**Problem statement**
Would you output all the lines below precisely as they stand, leaving each picture out?

**Material for this exercise**
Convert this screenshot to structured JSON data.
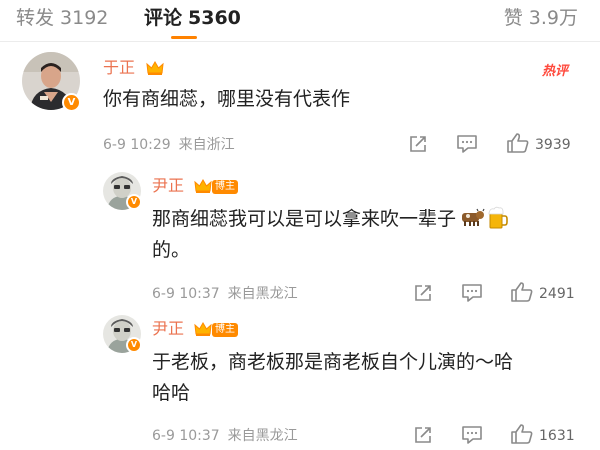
{
  "tabs": {
    "repost": {
      "label": "转发",
      "count": "3192"
    },
    "comment": {
      "label": "评论",
      "count": "5360"
    },
    "like": {
      "label": "赞",
      "count": "3.9万"
    }
  },
  "colors": {
    "accent": "#ff8200",
    "username": "#eb7350",
    "hot": "#ff4a3d",
    "meta": "#9a9a9a"
  },
  "comments": [
    {
      "username": "于正",
      "badge": "crown-icon",
      "hot_label": "热评",
      "text": "你有商细蕊，哪里没有代表作",
      "time": "6-9 10:29",
      "location": "来自浙江",
      "likes": "3939"
    },
    {
      "username": "尹正",
      "tag": "博主",
      "text_line1": "那商细蕊我可以是可以拿来吹一辈子",
      "text_line2": "的。",
      "emojis": [
        "cow-icon",
        "beer-icon"
      ],
      "time": "6-9 10:37",
      "location": "来自黑龙江",
      "likes": "2491"
    },
    {
      "username": "尹正",
      "tag": "博主",
      "text_line1": "于老板，商老板那是商老板自个儿演的～哈",
      "text_line2": "哈哈",
      "time": "6-9 10:37",
      "location": "来自黑龙江",
      "likes": "1631"
    }
  ]
}
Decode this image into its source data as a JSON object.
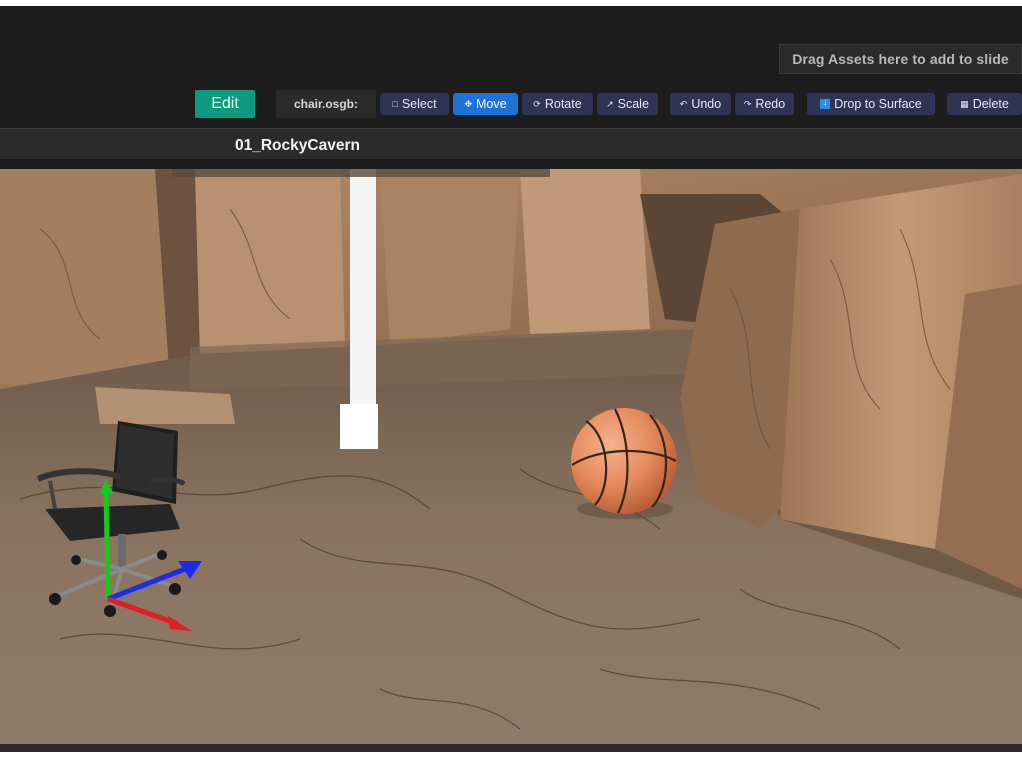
{
  "header": {
    "drop_zone_text": "Drag Assets here to add to slide"
  },
  "toolbar": {
    "edit_label": "Edit",
    "asset_name": "chair.osgb:",
    "buttons": [
      {
        "label": "Select",
        "icon": "select-box-icon"
      },
      {
        "label": "Move",
        "icon": "move-icon",
        "active": true
      },
      {
        "label": "Rotate",
        "icon": "rotate-icon"
      },
      {
        "label": "Scale",
        "icon": "scale-icon"
      },
      {
        "label": "Undo",
        "icon": "undo-icon"
      },
      {
        "label": "Redo",
        "icon": "redo-icon"
      },
      {
        "label": "Drop to Surface",
        "icon": "drop-to-surface-icon"
      },
      {
        "label": "Delete",
        "icon": "trash-icon"
      }
    ],
    "accent_color": "#0d9a80",
    "active_color": "#1c72d6",
    "button_color": "#2f3354"
  },
  "scene": {
    "title": "01_RockyCavern",
    "objects": [
      "office-chair",
      "basketball",
      "white-pillar"
    ],
    "gizmo": {
      "x_color": "#e02020",
      "y_color": "#18c818",
      "z_color": "#1a2ce8"
    }
  }
}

**Answer to this exercise**
Convert this screenshot to structured JSON data.
{
  "tabs": {
    "repost": {
      "label": "转发",
      "count": "3192"
    },
    "comment": {
      "label": "评论",
      "count": "5360"
    },
    "like": {
      "label": "赞",
      "count": "3.9万"
    }
  },
  "colors": {
    "accent": "#ff8200",
    "username": "#eb7350",
    "hot": "#ff4a3d",
    "meta": "#9a9a9a"
  },
  "comments": [
    {
      "username": "于正",
      "badge": "crown-icon",
      "hot_label": "热评",
      "text": "你有商细蕊，哪里没有代表作",
      "time": "6-9 10:29",
      "location": "来自浙江",
      "likes": "3939"
    },
    {
      "username": "尹正",
      "tag": "博主",
      "text_line1": "那商细蕊我可以是可以拿来吹一辈子",
      "text_line2": "的。",
      "emojis": [
        "cow-icon",
        "beer-icon"
      ],
      "time": "6-9 10:37",
      "location": "来自黑龙江",
      "likes": "2491"
    },
    {
      "username": "尹正",
      "tag": "博主",
      "text_line1": "于老板，商老板那是商老板自个儿演的～哈",
      "text_line2": "哈哈",
      "time": "6-9 10:37",
      "location": "来自黑龙江",
      "likes": "1631"
    }
  ]
}
Decode this image into its source data as a JSON object.
{
  "header": {
    "drop_zone_text": "Drag Assets here to add to slide"
  },
  "toolbar": {
    "edit_label": "Edit",
    "asset_name": "chair.osgb:",
    "buttons": [
      {
        "label": "Select",
        "icon": "select-box-icon"
      },
      {
        "label": "Move",
        "icon": "move-icon",
        "active": true
      },
      {
        "label": "Rotate",
        "icon": "rotate-icon"
      },
      {
        "label": "Scale",
        "icon": "scale-icon"
      },
      {
        "label": "Undo",
        "icon": "undo-icon"
      },
      {
        "label": "Redo",
        "icon": "redo-icon"
      },
      {
        "label": "Drop to Surface",
        "icon": "drop-to-surface-icon"
      },
      {
        "label": "Delete",
        "icon": "trash-icon"
      }
    ],
    "accent_color": "#0d9a80",
    "active_color": "#1c72d6",
    "button_color": "#2f3354"
  },
  "scene": {
    "title": "01_RockyCavern",
    "objects": [
      "office-chair",
      "basketball",
      "white-pillar"
    ],
    "gizmo": {
      "x_color": "#e02020",
      "y_color": "#18c818",
      "z_color": "#1a2ce8"
    }
  }
}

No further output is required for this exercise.